TBS News has a short video of an unusual sunset viewed from the cape of Notoro on the northern island of Hokkaido. Atmospheric effects above the surface of the sea caused the setting sun to go from its usual circular shape to a mushroom shape, then a sort of bowl shape, and finally a striking trapezoid. The extreme temperature difference that causes this sort of mirage is rare during the summer; it’s usually a winter oddity.
[Update: Video is no longer on TBS's site, but here it is on YouTube.]

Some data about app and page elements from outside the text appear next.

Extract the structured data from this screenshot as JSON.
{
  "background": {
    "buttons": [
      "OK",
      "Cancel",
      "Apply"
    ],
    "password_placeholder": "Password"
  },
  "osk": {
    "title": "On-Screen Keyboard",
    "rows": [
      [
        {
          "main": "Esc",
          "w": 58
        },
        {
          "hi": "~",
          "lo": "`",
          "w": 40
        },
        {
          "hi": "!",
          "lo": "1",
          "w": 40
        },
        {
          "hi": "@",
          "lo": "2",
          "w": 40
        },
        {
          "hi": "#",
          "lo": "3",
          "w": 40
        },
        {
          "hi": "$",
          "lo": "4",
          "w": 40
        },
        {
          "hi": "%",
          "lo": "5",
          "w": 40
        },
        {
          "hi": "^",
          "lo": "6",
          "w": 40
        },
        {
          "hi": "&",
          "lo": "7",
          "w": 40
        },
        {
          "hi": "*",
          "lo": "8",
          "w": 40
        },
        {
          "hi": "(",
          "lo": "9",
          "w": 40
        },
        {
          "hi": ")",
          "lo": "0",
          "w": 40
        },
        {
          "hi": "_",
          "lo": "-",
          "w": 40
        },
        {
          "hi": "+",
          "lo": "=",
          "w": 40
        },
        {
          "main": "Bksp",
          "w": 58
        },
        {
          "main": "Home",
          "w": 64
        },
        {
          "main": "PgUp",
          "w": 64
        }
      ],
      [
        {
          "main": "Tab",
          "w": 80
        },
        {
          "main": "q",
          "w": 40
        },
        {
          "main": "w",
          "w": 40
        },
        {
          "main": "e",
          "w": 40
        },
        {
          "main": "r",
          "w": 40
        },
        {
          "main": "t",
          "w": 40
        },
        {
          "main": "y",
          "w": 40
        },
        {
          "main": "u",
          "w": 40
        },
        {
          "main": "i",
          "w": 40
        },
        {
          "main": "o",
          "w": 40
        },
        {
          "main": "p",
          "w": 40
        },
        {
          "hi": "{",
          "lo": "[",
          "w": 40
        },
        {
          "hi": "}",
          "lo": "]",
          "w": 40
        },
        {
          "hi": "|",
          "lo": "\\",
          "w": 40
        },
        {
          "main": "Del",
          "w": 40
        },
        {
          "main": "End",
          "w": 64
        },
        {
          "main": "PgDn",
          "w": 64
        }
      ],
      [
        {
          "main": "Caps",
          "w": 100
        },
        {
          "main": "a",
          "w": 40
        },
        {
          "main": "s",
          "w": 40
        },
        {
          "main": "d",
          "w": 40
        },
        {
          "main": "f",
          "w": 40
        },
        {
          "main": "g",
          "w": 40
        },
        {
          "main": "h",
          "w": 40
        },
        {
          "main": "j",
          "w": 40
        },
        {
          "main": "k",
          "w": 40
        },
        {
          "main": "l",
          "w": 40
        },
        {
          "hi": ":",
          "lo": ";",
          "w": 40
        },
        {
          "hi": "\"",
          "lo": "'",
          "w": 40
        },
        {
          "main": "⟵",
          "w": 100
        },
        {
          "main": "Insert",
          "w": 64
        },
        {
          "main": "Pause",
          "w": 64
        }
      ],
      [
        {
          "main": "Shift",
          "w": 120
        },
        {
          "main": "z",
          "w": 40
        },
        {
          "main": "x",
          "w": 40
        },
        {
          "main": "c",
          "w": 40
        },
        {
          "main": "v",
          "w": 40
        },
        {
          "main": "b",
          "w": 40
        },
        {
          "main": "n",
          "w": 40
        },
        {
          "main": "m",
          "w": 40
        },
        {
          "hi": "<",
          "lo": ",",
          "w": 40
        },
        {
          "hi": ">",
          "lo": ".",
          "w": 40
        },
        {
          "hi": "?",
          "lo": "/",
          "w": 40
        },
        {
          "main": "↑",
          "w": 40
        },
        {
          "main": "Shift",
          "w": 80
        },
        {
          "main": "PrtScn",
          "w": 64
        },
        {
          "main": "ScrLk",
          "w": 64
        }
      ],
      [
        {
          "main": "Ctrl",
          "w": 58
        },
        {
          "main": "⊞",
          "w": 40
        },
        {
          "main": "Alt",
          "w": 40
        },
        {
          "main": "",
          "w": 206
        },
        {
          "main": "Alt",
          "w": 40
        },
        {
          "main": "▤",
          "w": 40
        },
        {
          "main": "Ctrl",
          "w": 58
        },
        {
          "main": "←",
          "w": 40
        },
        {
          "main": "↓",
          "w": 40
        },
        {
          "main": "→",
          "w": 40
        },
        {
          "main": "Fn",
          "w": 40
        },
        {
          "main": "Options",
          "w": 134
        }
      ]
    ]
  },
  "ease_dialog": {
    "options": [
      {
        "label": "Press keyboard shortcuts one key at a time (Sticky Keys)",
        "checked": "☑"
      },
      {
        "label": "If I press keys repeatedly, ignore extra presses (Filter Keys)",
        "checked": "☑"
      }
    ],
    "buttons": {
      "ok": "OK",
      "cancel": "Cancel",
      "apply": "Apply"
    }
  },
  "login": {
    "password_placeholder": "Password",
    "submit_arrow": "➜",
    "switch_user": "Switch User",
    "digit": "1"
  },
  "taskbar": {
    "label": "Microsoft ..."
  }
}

JNN, ANN, and other national news outlets are reporting on an unusual cloud formation recorded off the coast of the northern island of Hokkaido. The unnaturally straight lines of cloud formed over the northern Ohoutsuku sea, about 40km off the coast. The clouds were filmed on the afternoon of June 18th by a Japanese Coast Guard patrol plane, as seen in this video clip. The Coast Guard has said that the bottom of the stripes is about 300 meters above the surface of the ocean, and they are over 100km long. The clouds are of a common type formed by wind that causes ripples similar to the waves in water, but lines this distinctive are rare, and it’s even rarer to see them from above—the pilot of the plane was quoted as saying he’d never seen anything like it in his 35 years in the air.